What we believe: Treatise on the Power and Primacy of the Pope
In 1537 the representatives of the Smalcald League who met in February did not adopt the Smalcald Articles as written by Luther. They did, however, see the need for a statement on the power and position of the Pope. Pope Paul III had called for a council of the church to be held at Mantua later that year. This statement about the power of the Pope was in direct answer to the call for the council.
Philip Melanchthon, who also wrote the Augsburg Confession, was asked to author the Treatise on the Power and Primacy of the Pope. This he did, taking his clue from Luther’s writings and teachings.
Such a statement was to have been included in the Augsburg Confession, but was not presented to Emperor Charles V because of the controversial nature of the statement. As you recall from previous articles, the Diet at Augsburg was convened in an attempt to reconcile the Roman and Evangelical viewpoints. After Augsburg, however, the situation changed as both sides realized they could not come to an agreement.
The Lutherans rejected the Pope as the spiritual and temporal leader of the church. They argued from Scripture and from history that the Bishop of Rome was not, and never was, and would never be Christ’s vicar on earth. All ministers are equally called by God to proclaim the Gospel and administer the sacraments. Only by human order are there ranks of clergy. Bishops are overseers of other pastors, not because of Scripture, but for the sake of human convenience.

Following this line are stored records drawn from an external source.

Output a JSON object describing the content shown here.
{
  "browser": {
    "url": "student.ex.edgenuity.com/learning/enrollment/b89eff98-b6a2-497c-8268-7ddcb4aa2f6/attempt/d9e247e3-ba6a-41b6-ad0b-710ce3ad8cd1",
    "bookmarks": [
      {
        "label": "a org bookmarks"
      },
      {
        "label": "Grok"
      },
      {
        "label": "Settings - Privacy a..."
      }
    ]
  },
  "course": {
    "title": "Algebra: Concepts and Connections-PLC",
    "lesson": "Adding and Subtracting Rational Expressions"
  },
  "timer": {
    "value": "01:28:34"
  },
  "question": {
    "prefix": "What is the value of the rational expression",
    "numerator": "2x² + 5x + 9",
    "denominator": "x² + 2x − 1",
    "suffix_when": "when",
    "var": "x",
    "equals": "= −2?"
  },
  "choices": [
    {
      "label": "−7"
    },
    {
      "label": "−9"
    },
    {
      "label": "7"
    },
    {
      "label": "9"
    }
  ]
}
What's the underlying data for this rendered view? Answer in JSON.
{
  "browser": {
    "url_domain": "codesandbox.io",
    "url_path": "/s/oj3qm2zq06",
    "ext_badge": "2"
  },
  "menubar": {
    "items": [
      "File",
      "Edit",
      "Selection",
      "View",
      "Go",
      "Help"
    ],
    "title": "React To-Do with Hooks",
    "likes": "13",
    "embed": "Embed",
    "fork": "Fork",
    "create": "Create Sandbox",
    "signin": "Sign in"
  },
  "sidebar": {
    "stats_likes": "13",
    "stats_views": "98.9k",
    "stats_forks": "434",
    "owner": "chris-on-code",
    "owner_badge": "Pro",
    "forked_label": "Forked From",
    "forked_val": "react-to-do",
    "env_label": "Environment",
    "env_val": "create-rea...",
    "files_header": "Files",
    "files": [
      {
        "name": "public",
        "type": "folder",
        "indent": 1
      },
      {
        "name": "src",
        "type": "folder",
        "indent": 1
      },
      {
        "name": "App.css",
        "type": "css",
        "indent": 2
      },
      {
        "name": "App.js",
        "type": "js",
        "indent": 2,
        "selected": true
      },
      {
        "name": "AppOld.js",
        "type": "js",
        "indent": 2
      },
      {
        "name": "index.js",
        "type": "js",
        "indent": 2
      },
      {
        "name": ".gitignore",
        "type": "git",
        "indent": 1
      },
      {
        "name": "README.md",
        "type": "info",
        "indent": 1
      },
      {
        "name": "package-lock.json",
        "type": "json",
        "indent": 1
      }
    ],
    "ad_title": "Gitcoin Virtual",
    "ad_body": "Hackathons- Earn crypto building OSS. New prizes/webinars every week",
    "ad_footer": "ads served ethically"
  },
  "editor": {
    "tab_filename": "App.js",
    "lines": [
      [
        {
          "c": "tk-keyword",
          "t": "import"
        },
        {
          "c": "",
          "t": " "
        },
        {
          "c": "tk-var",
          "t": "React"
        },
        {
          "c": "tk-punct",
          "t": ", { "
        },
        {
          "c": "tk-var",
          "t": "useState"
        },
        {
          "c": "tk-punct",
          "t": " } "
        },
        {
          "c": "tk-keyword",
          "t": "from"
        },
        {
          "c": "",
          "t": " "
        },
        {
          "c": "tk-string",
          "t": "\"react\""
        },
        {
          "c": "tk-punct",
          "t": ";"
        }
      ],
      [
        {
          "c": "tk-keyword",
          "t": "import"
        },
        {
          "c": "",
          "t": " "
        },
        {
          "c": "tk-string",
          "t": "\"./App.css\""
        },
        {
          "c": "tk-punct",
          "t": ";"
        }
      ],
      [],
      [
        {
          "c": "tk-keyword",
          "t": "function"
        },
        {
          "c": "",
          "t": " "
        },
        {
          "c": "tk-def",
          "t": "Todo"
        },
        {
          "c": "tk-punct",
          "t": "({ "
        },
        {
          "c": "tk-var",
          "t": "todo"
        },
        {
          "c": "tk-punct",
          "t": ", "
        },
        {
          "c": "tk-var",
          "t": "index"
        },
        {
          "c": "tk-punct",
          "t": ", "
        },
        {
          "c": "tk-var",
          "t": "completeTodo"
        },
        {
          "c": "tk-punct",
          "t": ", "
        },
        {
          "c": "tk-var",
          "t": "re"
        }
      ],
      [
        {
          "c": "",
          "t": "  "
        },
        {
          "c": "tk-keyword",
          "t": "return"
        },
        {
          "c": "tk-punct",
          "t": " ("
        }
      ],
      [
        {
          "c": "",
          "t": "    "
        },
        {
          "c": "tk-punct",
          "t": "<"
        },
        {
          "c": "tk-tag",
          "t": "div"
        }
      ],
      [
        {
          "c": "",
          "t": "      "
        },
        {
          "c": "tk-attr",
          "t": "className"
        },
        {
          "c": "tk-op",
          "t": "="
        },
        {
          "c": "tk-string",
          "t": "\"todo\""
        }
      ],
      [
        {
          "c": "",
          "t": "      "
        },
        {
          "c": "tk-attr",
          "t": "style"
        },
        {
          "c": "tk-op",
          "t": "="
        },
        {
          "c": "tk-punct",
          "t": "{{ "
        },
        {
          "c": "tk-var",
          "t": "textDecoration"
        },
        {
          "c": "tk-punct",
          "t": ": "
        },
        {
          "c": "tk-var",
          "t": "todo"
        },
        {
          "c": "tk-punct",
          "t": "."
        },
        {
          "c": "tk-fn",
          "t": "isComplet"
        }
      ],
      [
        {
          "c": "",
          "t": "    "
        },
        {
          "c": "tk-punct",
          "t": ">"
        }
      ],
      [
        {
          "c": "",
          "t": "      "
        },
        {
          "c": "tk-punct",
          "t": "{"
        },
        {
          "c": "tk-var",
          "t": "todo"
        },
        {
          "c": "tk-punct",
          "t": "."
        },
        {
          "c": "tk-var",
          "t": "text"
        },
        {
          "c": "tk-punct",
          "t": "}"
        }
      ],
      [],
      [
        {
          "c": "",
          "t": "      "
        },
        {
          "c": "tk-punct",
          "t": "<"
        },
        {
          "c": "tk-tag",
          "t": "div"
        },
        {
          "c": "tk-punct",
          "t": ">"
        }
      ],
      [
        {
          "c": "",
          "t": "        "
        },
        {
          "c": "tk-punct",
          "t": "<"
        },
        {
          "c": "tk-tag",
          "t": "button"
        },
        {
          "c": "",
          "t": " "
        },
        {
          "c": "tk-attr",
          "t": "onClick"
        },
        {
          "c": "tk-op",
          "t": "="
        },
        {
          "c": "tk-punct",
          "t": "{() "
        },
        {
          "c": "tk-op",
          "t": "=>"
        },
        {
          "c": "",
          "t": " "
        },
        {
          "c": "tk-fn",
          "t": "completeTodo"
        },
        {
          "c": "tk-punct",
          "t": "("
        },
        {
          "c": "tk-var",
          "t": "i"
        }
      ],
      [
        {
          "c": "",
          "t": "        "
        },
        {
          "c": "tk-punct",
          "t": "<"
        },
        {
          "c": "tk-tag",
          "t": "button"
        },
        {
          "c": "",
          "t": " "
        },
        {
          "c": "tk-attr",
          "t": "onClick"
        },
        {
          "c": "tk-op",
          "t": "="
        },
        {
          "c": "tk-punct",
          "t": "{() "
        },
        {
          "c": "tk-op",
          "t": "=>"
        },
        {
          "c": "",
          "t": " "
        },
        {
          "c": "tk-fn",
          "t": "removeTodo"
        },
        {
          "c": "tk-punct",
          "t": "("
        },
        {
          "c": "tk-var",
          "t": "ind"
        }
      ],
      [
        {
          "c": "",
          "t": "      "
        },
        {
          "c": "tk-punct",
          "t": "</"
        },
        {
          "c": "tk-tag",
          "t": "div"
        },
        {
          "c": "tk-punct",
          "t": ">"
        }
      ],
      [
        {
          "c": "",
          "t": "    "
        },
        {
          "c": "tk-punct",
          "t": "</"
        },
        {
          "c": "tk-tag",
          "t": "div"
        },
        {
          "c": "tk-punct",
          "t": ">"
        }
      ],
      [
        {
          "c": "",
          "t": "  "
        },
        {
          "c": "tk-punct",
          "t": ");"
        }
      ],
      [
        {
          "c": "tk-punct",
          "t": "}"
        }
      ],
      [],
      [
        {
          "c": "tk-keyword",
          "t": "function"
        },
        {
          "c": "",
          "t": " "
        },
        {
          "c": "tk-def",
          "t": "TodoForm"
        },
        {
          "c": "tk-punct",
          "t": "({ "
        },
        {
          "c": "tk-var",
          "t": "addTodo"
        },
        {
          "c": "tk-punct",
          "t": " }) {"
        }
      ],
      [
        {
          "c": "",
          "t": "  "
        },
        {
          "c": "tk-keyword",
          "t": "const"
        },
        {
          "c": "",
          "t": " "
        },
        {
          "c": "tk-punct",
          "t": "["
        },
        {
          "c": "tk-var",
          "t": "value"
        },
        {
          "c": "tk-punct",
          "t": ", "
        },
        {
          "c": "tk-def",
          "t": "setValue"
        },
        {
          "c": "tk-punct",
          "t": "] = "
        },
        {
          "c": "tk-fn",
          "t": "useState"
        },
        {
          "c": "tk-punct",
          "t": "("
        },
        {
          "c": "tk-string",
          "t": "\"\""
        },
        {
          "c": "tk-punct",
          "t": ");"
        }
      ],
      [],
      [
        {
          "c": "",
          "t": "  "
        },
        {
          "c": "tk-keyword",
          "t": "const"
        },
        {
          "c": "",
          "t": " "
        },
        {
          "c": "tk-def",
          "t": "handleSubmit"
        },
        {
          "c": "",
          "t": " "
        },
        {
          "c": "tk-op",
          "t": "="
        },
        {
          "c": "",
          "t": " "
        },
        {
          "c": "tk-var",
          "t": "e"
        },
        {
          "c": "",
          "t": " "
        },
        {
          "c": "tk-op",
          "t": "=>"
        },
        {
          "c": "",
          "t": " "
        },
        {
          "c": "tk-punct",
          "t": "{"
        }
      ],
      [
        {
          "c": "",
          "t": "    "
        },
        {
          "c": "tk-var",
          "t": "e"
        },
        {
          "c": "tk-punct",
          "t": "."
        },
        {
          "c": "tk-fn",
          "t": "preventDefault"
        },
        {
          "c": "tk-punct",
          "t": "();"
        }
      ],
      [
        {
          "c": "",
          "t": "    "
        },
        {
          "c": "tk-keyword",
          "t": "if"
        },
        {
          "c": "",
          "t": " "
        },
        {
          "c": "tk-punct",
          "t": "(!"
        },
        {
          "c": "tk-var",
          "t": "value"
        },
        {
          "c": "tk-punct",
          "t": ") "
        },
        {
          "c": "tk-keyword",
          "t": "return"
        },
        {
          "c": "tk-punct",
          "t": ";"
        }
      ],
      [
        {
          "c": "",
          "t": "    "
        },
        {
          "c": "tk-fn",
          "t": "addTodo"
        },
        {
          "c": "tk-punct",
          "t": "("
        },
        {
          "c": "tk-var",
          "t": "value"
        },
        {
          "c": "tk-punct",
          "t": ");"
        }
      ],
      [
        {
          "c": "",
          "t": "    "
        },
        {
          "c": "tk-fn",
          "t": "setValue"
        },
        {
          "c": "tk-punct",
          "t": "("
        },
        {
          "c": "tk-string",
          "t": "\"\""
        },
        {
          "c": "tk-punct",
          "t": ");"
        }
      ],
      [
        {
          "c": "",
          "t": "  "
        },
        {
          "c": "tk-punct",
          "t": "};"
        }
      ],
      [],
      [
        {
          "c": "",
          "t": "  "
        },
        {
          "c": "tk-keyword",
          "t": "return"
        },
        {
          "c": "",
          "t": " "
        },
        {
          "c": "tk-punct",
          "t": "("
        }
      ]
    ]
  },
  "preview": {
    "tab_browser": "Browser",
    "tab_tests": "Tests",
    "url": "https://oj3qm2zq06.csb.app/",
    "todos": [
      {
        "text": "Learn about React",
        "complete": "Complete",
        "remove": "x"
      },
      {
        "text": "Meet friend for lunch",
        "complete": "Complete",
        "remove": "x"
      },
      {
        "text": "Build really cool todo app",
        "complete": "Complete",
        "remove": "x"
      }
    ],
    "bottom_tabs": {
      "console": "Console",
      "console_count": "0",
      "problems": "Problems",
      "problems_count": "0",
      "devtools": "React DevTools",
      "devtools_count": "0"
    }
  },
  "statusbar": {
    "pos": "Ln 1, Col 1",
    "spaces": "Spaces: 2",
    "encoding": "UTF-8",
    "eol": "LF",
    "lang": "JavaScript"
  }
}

More controversial for today’s church is the second half of the Treatise. We certainly do not wish to offend nor do we wish to have uncalled for controversy. Yet we also remain faithful to the Scriptures and to the Confessions. This is an important consideration, for this church body and this congregation subscribe without reservation to the confessions contained in the Book of Concord.
Philip Melanchthon wrote concerning II Thessalonians 2:3-4, and other verses, and compared the Papal office to the Antichrist as written by Paul. He said the office has usurped the power of Christ, changed the doctrine of justification by grace to a doctrine of justification by works.
Finally the Treatise speaks of the necessity for the true church to elect and ordain ministers. This right belongs to the church, and not to any individual. “Wherefore it is necessary for the church to retain the right of calling, electing, and ordaining ministers.” So has the Lutheran church done from the beginning.